_What you have to do_: Check every line of the material below, and show those that contain "this".

Top of Entries shown

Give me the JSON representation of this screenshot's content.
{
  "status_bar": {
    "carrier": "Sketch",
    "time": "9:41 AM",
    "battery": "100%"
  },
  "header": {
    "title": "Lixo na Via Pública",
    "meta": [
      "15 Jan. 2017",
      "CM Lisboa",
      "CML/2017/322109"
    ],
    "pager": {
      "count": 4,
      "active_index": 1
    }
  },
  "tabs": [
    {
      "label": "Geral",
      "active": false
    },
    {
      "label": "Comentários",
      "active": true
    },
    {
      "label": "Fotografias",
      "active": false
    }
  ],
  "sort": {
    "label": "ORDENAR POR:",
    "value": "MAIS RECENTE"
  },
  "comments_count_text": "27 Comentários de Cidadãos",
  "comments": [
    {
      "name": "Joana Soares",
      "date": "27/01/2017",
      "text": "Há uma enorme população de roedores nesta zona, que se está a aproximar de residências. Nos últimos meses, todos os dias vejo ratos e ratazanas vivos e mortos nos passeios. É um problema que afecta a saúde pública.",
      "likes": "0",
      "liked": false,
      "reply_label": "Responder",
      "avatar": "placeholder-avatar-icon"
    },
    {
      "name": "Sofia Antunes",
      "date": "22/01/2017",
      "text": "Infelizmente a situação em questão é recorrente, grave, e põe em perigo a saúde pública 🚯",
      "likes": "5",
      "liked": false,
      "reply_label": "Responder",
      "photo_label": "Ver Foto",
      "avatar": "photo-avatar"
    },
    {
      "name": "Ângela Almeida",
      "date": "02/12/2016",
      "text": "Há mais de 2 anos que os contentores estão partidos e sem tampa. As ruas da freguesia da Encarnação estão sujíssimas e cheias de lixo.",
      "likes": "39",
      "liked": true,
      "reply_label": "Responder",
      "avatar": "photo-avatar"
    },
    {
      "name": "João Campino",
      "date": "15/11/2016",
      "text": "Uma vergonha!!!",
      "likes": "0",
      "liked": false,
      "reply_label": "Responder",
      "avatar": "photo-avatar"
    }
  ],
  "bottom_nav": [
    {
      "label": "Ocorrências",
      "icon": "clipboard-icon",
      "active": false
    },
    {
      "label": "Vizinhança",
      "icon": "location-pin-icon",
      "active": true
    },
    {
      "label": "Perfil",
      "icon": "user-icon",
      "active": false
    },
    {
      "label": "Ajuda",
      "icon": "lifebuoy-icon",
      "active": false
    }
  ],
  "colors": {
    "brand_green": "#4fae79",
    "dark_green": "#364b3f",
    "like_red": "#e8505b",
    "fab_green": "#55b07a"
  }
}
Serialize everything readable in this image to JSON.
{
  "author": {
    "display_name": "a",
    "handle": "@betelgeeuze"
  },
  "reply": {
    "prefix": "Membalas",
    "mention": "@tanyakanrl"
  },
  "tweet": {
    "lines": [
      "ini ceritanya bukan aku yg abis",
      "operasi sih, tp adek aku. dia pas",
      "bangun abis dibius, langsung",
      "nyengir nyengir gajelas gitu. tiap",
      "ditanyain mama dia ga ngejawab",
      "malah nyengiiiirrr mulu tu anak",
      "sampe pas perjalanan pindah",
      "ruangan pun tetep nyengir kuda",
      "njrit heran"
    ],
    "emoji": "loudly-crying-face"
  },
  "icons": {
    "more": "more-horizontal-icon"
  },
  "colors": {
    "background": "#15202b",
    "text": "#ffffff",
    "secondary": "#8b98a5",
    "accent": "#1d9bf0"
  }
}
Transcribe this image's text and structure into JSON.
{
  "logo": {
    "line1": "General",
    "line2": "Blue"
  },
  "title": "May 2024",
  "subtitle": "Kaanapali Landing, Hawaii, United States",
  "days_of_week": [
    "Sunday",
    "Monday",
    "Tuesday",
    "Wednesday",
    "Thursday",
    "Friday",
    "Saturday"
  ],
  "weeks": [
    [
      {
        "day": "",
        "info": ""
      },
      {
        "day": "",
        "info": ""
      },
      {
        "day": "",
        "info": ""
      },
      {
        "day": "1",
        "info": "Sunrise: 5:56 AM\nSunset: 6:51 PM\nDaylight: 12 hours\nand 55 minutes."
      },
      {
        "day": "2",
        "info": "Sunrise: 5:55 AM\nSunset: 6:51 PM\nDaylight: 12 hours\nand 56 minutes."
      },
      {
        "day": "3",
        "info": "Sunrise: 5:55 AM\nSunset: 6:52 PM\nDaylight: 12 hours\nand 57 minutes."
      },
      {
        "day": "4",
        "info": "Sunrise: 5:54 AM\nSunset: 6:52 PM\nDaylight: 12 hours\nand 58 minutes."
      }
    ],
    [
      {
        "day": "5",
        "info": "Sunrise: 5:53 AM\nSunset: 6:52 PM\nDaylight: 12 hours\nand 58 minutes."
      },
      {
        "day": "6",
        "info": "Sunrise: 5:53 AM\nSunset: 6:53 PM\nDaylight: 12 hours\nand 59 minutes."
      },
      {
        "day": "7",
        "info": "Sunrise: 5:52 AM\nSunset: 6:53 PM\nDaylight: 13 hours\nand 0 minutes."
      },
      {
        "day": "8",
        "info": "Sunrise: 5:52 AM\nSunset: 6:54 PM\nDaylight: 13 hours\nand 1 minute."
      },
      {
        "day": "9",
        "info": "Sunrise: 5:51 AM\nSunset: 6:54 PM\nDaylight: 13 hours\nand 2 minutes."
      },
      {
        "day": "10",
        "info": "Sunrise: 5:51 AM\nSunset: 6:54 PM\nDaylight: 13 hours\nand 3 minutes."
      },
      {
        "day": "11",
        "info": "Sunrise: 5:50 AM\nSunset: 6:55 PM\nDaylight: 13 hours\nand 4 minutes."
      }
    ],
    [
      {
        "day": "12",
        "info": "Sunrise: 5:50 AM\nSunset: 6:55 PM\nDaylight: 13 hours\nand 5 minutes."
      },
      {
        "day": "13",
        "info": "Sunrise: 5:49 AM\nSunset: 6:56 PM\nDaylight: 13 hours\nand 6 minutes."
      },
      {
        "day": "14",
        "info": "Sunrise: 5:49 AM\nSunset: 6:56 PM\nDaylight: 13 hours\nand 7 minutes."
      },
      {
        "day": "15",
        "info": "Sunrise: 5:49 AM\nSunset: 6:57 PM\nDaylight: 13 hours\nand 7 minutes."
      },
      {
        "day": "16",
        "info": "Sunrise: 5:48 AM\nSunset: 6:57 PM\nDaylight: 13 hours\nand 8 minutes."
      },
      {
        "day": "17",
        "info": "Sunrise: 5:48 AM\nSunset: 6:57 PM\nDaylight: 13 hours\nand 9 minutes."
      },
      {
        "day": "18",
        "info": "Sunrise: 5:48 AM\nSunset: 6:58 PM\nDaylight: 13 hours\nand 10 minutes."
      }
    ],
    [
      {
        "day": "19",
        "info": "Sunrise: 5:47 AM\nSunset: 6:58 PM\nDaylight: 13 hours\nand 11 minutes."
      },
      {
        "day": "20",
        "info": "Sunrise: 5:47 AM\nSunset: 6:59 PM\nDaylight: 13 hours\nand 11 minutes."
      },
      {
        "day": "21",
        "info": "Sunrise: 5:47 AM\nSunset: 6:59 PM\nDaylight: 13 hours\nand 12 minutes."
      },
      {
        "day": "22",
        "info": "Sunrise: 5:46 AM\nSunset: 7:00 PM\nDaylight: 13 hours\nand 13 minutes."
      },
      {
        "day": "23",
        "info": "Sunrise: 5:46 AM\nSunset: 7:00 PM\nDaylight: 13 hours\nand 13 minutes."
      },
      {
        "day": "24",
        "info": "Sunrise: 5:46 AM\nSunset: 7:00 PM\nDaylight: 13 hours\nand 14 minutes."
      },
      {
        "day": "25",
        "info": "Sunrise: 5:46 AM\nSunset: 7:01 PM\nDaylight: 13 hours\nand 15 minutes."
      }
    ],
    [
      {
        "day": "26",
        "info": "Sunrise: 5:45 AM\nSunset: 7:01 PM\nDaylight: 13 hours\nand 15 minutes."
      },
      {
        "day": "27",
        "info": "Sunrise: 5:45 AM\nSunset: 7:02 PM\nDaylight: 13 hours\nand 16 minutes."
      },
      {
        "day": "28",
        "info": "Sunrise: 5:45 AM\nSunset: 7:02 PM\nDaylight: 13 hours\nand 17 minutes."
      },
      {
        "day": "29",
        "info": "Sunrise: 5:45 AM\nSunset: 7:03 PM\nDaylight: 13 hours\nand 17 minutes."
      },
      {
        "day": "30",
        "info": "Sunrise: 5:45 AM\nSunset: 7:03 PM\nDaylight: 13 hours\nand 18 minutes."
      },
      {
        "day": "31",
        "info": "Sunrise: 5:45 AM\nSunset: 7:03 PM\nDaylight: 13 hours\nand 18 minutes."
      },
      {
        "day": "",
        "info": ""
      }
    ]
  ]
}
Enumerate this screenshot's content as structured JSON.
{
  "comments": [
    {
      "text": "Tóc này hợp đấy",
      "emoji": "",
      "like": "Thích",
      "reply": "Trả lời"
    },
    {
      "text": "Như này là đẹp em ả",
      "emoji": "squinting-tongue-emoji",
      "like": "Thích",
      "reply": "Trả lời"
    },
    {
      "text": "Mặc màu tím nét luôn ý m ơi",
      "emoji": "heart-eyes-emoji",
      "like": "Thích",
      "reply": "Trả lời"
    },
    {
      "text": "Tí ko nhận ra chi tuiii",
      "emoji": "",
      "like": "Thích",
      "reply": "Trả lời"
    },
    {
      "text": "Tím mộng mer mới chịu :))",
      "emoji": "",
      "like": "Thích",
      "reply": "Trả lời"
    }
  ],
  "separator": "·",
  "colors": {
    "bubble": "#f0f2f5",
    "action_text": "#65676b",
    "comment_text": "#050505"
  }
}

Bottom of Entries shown

_Task result_:
Give me the JSON representation of this screenshot's content.
Serialize everything readable in this image to JSON.
Transcribe this image's text and structure into JSON.
Enumerate this screenshot's content as structured JSON.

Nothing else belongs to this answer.